◆ **What you have to do**
Here is the listing. Report each line in it that contains the string "title".
━━━━━ Given data ━━━━━
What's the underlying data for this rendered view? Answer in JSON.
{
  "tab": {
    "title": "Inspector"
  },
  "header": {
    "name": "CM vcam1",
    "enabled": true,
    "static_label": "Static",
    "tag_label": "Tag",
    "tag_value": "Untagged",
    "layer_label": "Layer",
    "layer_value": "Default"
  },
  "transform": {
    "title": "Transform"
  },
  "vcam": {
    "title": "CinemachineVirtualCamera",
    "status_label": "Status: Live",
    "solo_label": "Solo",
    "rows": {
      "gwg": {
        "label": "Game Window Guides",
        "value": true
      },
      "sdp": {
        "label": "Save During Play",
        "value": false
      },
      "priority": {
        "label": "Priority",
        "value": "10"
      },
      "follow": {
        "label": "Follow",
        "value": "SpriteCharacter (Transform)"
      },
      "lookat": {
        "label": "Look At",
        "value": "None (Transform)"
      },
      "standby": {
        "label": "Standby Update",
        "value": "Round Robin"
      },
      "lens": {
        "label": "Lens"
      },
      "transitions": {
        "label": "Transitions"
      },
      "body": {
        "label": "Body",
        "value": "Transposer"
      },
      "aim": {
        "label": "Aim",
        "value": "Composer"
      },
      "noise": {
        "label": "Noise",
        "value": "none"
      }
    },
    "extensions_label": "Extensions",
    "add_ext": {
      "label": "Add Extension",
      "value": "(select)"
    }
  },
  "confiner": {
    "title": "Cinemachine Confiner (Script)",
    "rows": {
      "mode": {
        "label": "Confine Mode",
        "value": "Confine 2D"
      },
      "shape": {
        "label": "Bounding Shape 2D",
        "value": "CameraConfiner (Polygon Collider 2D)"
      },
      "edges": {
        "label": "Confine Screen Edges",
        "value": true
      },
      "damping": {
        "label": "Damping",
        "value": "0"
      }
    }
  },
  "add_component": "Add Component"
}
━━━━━
◆ **Written response**
    "title": "Inspector"
    "title": "Transform"
    "title": "CinemachineVirtualCamera",
    "title": "Cinemachine Confiner (Script)",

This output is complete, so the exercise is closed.